Data for processing:

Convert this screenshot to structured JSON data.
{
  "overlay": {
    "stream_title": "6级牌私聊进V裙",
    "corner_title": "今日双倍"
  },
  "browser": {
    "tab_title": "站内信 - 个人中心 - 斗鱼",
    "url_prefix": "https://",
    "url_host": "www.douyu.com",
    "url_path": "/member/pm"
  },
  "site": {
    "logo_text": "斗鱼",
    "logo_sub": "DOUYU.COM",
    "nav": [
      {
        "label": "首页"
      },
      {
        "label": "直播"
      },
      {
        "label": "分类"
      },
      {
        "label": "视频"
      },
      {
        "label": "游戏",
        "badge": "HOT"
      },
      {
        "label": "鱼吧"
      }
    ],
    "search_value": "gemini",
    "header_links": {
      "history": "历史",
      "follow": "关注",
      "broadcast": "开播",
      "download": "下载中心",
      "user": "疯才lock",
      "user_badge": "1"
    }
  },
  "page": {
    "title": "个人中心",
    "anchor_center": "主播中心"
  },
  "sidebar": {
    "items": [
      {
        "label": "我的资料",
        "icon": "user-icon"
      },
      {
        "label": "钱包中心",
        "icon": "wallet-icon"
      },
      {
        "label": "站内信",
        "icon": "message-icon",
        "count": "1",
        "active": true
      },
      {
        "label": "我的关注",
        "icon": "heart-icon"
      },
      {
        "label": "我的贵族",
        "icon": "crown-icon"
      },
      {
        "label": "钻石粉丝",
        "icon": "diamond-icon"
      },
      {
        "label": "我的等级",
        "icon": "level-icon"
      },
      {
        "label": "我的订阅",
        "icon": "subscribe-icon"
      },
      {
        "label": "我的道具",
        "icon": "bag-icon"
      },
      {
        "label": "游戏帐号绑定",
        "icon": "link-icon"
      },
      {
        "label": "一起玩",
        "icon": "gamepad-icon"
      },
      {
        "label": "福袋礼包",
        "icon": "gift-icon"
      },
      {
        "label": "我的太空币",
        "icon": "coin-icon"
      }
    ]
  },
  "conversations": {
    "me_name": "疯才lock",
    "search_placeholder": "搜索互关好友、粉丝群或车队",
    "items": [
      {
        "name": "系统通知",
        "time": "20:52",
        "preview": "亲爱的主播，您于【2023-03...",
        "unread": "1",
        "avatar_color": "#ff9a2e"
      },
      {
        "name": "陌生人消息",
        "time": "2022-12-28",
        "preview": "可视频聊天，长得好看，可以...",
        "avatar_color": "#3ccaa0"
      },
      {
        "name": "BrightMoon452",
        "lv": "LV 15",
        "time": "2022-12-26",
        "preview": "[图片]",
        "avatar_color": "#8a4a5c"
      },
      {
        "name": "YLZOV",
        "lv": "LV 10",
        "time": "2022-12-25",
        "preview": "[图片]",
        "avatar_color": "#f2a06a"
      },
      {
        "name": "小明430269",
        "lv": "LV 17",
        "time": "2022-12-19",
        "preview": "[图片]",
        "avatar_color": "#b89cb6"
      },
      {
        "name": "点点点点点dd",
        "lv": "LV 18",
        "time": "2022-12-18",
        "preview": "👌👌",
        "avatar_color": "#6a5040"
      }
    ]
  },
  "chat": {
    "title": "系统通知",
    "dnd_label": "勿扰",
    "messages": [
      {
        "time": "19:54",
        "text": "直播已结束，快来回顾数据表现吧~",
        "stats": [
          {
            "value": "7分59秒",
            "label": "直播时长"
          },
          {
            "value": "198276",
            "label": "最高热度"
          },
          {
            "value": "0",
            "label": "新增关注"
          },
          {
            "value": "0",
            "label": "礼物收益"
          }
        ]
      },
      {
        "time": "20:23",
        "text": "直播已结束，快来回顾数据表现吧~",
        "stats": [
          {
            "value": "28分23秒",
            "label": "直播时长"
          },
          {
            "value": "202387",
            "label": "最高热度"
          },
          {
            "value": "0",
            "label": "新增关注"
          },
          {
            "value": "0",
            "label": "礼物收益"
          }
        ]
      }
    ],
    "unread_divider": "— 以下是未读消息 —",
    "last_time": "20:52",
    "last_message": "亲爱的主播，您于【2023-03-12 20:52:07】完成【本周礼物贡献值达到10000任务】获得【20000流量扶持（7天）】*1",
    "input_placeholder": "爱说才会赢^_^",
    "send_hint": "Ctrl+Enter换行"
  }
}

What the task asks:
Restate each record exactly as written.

Exercise output:
Convert this screenshot to structured JSON data.
{
  "overlay": {
    "stream_title": "6级牌私聊进V裙",
    "corner_title": "今日双倍"
  },
  "browser": {
    "tab_title": "站内信 - 个人中心 - 斗鱼",
    "url_prefix": "https://",
    "url_host": "www.douyu.com",
    "url_path": "/member/pm"
  },
  "site": {
    "logo_text": "斗鱼",
    "logo_sub": "DOUYU.COM",
    "nav": [
      {
        "label": "首页"
      },
      {
        "label": "直播"
      },
      {
        "label": "分类"
      },
      {
        "label": "视频"
      },
      {
        "label": "游戏",
        "badge": "HOT"
      },
      {
        "label": "鱼吧"
      }
    ],
    "search_value": "gemini",
    "header_links": {
      "history": "历史",
      "follow": "关注",
      "broadcast": "开播",
      "download": "下载中心",
      "user": "疯才lock",
      "user_badge": "1"
    }
  },
  "page": {
    "title": "个人中心",
    "anchor_center": "主播中心"
  },
  "sidebar": {
    "items": [
      {
        "label": "我的资料",
        "icon": "user-icon"
      },
      {
        "label": "钱包中心",
        "icon": "wallet-icon"
      },
      {
        "label": "站内信",
        "icon": "message-icon",
        "count": "1",
        "active": true
      },
      {
        "label": "我的关注",
        "icon": "heart-icon"
      },
      {
        "label": "我的贵族",
        "icon": "crown-icon"
      },
      {
        "label": "钻石粉丝",
        "icon": "diamond-icon"
      },
      {
        "label": "我的等级",
        "icon": "level-icon"
      },
      {
        "label": "我的订阅",
        "icon": "subscribe-icon"
      },
      {
        "label": "我的道具",
        "icon": "bag-icon"
      },
      {
        "label": "游戏帐号绑定",
        "icon": "link-icon"
      },
      {
        "label": "一起玩",
        "icon": "gamepad-icon"
      },
      {
        "label": "福袋礼包",
        "icon": "gift-icon"
      },
      {
        "label": "我的太空币",
        "icon": "coin-icon"
      }
    ]
  },
  "conversations": {
    "me_name": "疯才lock",
    "search_placeholder": "搜索互关好友、粉丝群或车队",
    "items": [
      {
        "name": "系统通知",
        "time": "20:52",
        "preview": "亲爱的主播，您于【2023-03...",
        "unread": "1",
        "avatar_color": "#ff9a2e"
      },
      {
        "name": "陌生人消息",
        "time": "2022-12-28",
        "preview": "可视频聊天，长得好看，可以...",
        "avatar_color": "#3ccaa0"
      },
      {
        "name": "BrightMoon452",
        "lv": "LV 15",
        "time": "2022-12-26",
        "preview": "[图片]",
        "avatar_color": "#8a4a5c"
      },
      {
        "name": "YLZOV",
        "lv": "LV 10",
        "time": "2022-12-25",
        "preview": "[图片]",
        "avatar_color": "#f2a06a"
      },
      {
        "name": "小明430269",
        "lv": "LV 17",
        "time": "2022-12-19",
        "preview": "[图片]",
        "avatar_color": "#b89cb6"
      },
      {
        "name": "点点点点点dd",
        "lv": "LV 18",
        "time": "2022-12-18",
        "preview": "👌👌",
        "avatar_color": "#6a5040"
      }
    ]
  },
  "chat": {
    "title": "系统通知",
    "dnd_label": "勿扰",
    "messages": [
      {
        "time": "19:54",
        "text": "直播已结束，快来回顾数据表现吧~",
        "stats": [
          {
            "value": "7分59秒",
            "label": "直播时长"
          },
          {
            "value": "198276",
            "label": "最高热度"
          },
          {
            "value": "0",
            "label": "新增关注"
          },
          {
            "value": "0",
            "label": "礼物收益"
          }
        ]
      },
      {
        "time": "20:23",
        "text": "直播已结束，快来回顾数据表现吧~",
        "stats": [
          {
            "value": "28分23秒",
            "label": "直播时长"
          },
          {
            "value": "202387",
            "label": "最高热度"
          },
          {
            "value": "0",
            "label": "新增关注"
          },
          {
            "value": "0",
            "label": "礼物收益"
          }
        ]
      }
    ],
    "unread_divider": "— 以下是未读消息 —",
    "last_time": "20:52",
    "last_message": "亲爱的主播，您于【2023-03-12 20:52:07】完成【本周礼物贡献值达到10000任务】获得【20000流量扶持（7天）】*1",
    "input_placeholder": "爱说才会赢^_^",
    "send_hint": "Ctrl+Enter换行"
  }
}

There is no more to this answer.